» **Data under study**:
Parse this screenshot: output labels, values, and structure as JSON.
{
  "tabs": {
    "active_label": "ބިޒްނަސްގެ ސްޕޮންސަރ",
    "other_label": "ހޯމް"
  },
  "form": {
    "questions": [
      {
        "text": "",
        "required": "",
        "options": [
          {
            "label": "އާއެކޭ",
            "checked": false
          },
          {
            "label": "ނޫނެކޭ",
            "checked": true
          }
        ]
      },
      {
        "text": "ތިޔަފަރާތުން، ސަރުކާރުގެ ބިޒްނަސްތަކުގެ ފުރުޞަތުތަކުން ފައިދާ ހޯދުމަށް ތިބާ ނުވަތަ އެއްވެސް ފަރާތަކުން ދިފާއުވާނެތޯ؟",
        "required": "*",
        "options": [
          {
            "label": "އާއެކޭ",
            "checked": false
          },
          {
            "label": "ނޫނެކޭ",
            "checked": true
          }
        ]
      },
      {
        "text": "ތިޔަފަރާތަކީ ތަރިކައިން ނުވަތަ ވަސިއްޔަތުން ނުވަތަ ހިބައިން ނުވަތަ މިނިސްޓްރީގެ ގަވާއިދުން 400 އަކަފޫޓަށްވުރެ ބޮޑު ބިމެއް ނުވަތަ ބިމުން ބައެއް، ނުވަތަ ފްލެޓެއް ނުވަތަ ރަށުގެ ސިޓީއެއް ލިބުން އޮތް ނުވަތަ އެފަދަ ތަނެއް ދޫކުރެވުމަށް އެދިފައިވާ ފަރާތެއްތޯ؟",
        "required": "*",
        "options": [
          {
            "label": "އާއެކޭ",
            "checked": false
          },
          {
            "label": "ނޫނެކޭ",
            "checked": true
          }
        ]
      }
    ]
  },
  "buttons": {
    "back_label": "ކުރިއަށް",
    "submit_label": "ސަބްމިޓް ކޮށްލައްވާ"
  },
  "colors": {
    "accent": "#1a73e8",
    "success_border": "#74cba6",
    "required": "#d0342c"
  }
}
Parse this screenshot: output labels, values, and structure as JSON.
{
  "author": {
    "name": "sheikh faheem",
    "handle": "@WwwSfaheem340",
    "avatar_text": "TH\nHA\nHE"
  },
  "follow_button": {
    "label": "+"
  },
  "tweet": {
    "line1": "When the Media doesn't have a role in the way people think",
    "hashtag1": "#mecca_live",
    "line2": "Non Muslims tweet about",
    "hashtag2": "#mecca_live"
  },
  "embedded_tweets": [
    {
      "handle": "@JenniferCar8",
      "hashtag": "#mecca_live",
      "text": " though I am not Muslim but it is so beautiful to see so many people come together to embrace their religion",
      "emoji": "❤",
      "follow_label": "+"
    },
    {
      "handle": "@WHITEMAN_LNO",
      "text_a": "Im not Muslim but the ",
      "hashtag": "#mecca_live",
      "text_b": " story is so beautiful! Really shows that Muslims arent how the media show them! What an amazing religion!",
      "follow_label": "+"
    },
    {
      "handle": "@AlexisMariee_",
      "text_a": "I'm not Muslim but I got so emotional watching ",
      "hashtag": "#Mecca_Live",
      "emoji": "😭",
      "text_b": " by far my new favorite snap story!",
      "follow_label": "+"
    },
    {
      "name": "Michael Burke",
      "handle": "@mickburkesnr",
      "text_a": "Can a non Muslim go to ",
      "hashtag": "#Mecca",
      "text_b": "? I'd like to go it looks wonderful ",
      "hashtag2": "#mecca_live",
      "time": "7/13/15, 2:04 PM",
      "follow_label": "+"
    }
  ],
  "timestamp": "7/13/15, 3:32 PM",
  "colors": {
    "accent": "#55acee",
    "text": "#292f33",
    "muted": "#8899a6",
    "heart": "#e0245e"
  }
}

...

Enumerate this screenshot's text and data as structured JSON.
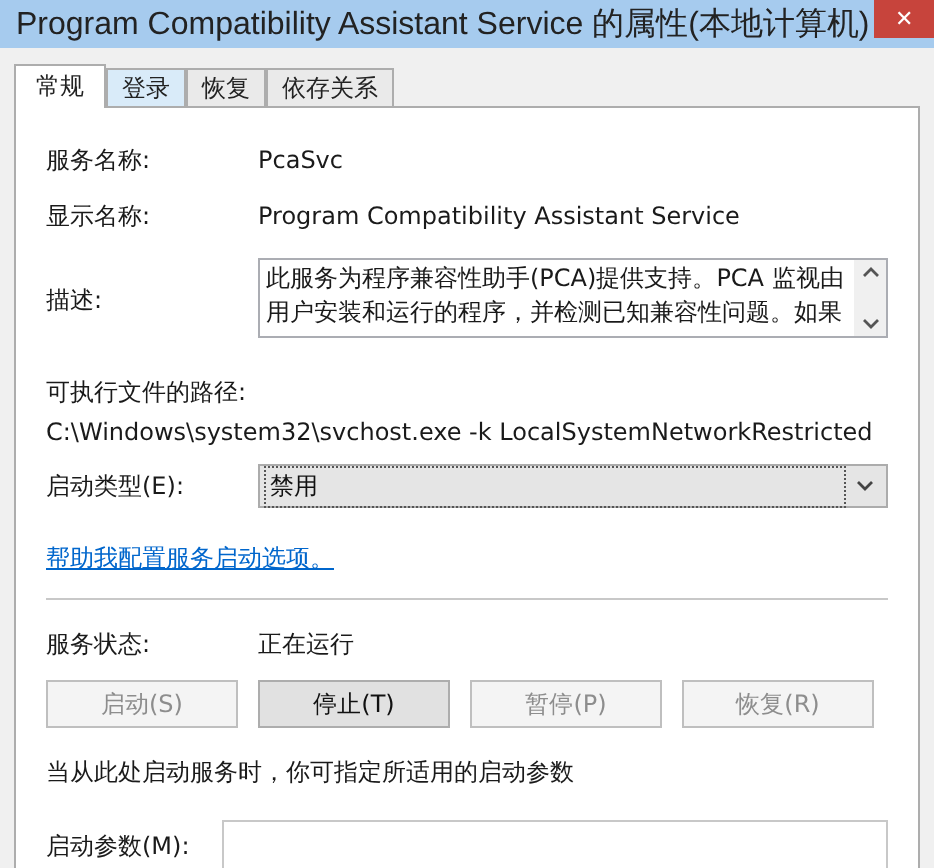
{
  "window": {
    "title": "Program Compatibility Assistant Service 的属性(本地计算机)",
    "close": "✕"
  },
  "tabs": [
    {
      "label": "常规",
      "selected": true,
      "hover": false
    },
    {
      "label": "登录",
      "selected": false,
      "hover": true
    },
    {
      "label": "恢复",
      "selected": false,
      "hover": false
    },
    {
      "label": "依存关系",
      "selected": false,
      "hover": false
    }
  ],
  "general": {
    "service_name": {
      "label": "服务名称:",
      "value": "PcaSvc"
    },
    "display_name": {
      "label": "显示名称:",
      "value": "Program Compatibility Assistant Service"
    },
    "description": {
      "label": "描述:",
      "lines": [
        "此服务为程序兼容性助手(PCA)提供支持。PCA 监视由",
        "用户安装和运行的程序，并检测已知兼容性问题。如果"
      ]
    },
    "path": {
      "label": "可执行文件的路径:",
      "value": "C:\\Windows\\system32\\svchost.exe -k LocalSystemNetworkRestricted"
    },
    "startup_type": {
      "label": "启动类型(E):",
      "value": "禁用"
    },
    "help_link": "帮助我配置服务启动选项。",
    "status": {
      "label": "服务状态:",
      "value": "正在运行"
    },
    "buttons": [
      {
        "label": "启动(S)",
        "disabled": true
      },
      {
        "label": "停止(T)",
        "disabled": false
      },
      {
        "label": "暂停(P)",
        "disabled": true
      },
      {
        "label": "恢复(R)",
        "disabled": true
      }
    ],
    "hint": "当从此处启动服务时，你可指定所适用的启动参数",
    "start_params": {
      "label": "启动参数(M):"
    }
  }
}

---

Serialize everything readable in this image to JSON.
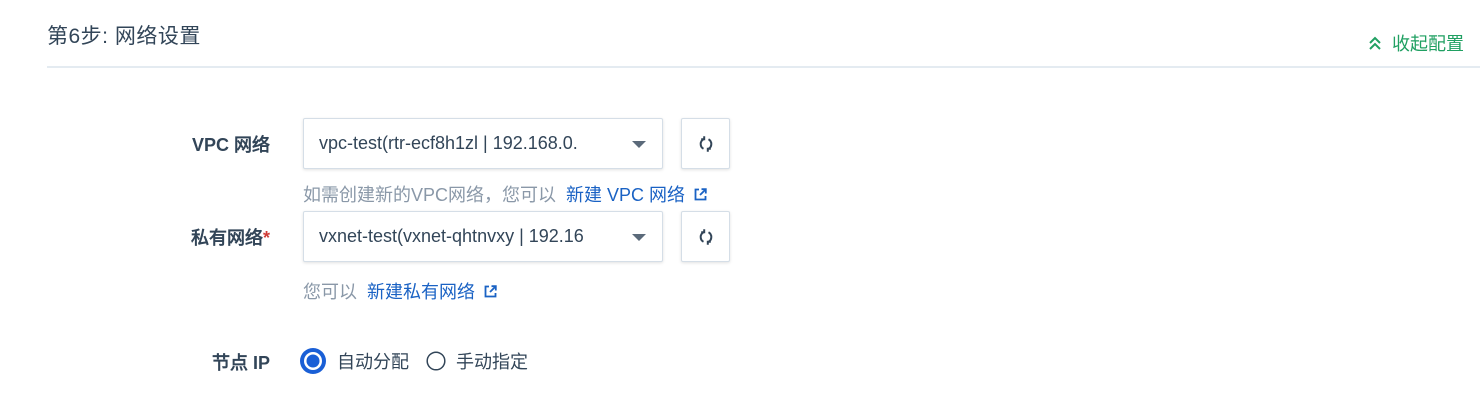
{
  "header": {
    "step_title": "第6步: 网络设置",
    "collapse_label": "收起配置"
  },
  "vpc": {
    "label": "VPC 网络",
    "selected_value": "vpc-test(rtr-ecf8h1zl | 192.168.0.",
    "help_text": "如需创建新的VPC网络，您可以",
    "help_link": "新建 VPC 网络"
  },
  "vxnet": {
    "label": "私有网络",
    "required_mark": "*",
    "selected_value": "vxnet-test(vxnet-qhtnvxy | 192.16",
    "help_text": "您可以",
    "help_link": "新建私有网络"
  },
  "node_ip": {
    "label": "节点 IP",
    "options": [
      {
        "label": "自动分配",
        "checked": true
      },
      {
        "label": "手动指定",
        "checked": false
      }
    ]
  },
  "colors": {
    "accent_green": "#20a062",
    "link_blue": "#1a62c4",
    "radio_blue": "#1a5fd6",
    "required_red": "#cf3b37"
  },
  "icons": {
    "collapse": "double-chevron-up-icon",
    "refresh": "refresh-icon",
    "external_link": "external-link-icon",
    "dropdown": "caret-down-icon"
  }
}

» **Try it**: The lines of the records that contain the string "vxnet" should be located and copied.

» **Task output**:
  "vxnet": {
    "selected_value": "vxnet-test(vxnet-qhtnvxy | 192.16",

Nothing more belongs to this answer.